An alarming new study reveals that people who suffer from heart attacks are fatter and younger on average - here's why.
Heart attacks can affect nearly anyone, but a recent study from researchers at the Cleveland Clinic illustrates a startling trend. According to a report from CBS News, researchers found that heart attack patients, on average, are younger and fatter than ever before.
The study’s findings will be presented at the American College of Cardiology’s 65th Annual Scientific Session. Researchers also showed that people suffering from heart attacks are more likely to have additional risk factors like hypertension and diabetes, which are both largely preventable. Smoking was another rising common factor in heart attack sufferers.
According to lead author Dr. Samir Kapadia, a professor and interventional cardiologist at the Cleveland Clinic, “On the whole, the medical community has done an outstanding job of improving treatments for heart disease, but this study shows that we have to do better on the prevention side. When people come for routine checkups, it is critical to stress the importance of reducing risk factors through weight reduction, eating a healthy diet and being physically active.”
Dr. Kapadia and his research team examined heart disease risk factors across a sample of nearly 4,000 patients who had been treated for one of the most severe and fatal types of heart attacks. Researchers looked at ST-elevation myocardial infarction, or STEMI records kept at the Cleveland Clinic from 1995 to 2014. A STEMI heart attack occurs when a coronary artery becomes blocked.
This prevents a significant portion of the heart muscle from receiving blood, which causes the circulatory system to go into shock and shut down.
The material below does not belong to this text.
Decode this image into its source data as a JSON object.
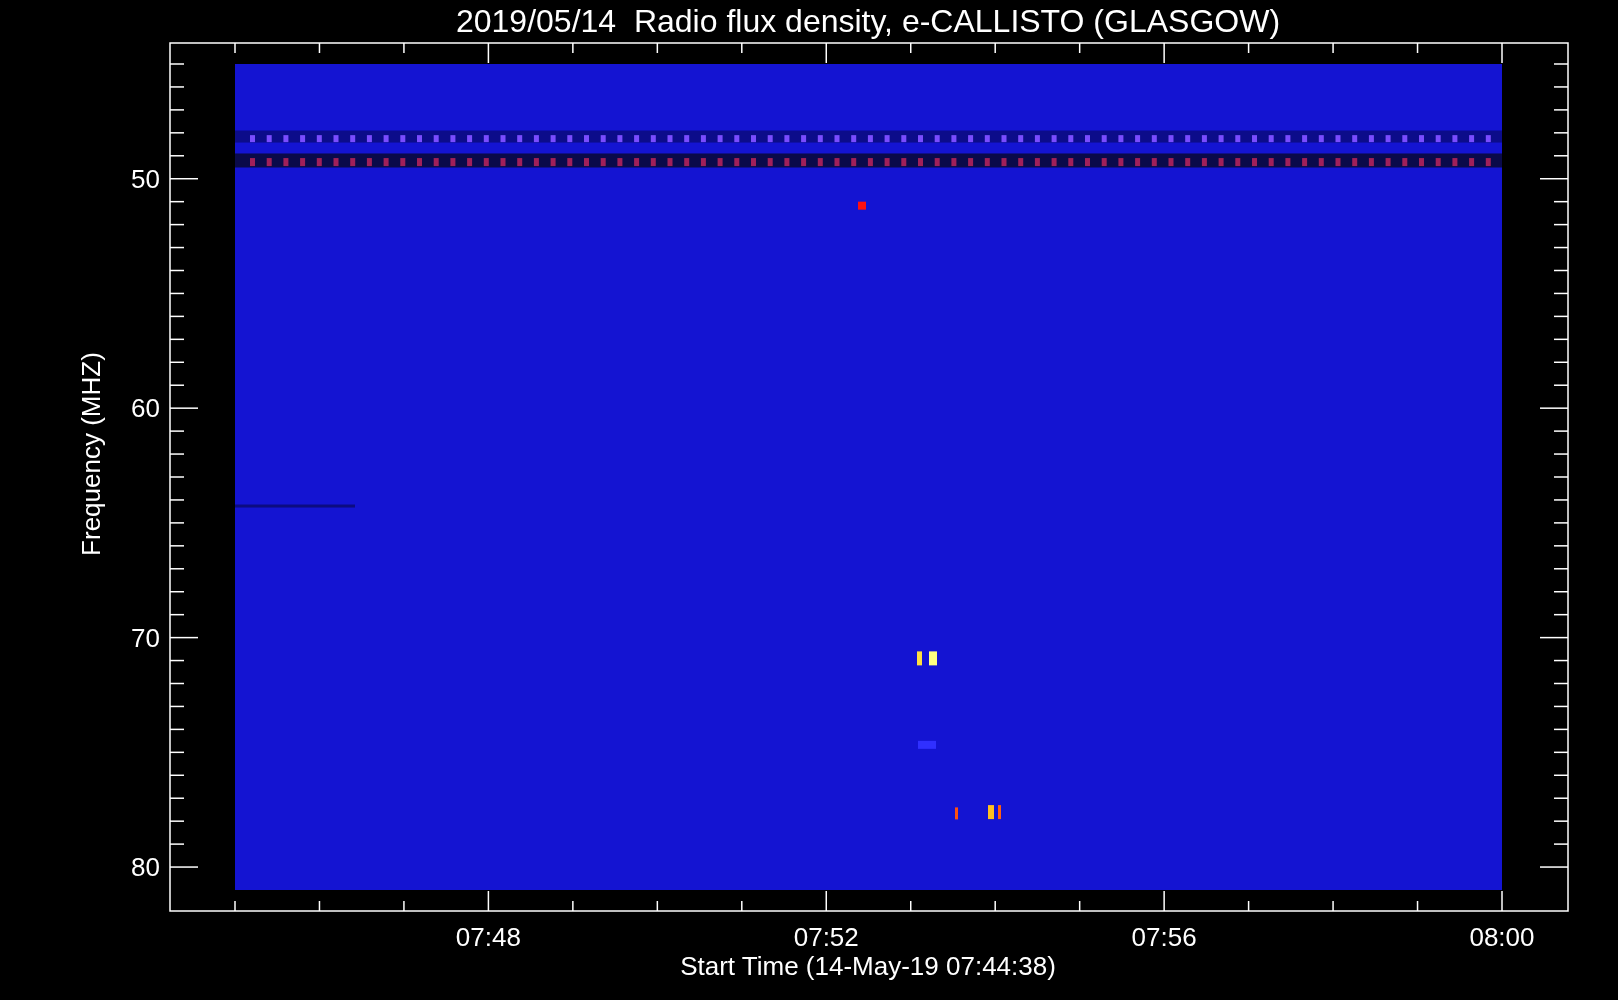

Immediate care from a cardiologist can increase a person’s chances of surviving this kind of heart attack, but mortality rates remain high.
The study highlights the fact that there is still much to be done in the way of embracing healthy habits and taking preventative measures to reduce the possibility of a STEMI heart attack. There are a number of known risk factors, and while some can’t be controlled, a number of them can.
Age and family history play a role in determining the risk of a person suffering from a heart attack, but other factors can contribute significantly to the risk. Many of these factors are a function of simple lifestyle choices. Smokers, overeaters, and people who don’t get enough exercise all face a significantly higher risk of suffering a heart attack than people who maintain an active lifestyle.
“Very amazingly, what we found was the patients presenting with ST-elevation myocardial infarction were getting younger,” said Dr. Kapadia. The study revealed that the average age of a STEMI sufferer dropped from 64 years old to 60 years old between the first and last five-year time segments.
Patients were also getting fatter – 31 percent of STEMI sufferers were obese in the first time segment, while 40 percent were obese in the last five-year span. The proportion of patients with diabetes, hypertension, and chronic obstructive pulmonary disease all increased over time as well, by 7, 22, and 7 percent respectively.
The researchers also noted a sharp uptick in the number of smokers being admitted for heart attacks. Among the patients admitted for STEMI, the proportion of smokers rose from 28 percent to 46 percent over the span of the study. Patients who had three or more risk factors rose from 65 percent to 85 percent.
According to Dr. Mary Norine Walsh, the vice president of the American College of Cardiology, “Risk factor reduction in the broader population has been documented, so it is concerning that, at this institution, risks seem to have risen over 20 years. Much larger studies, involving large population groups and many hospitals would be needed to determine if these findings hold true more broadly.”
While the study only examined a single sample from one hospital, the findings paint a bleak picture for preventative care in the U.S. If the results can be replicated, we may be facing a huge national issue that is taking a huge toll on healthcare systems and families alike.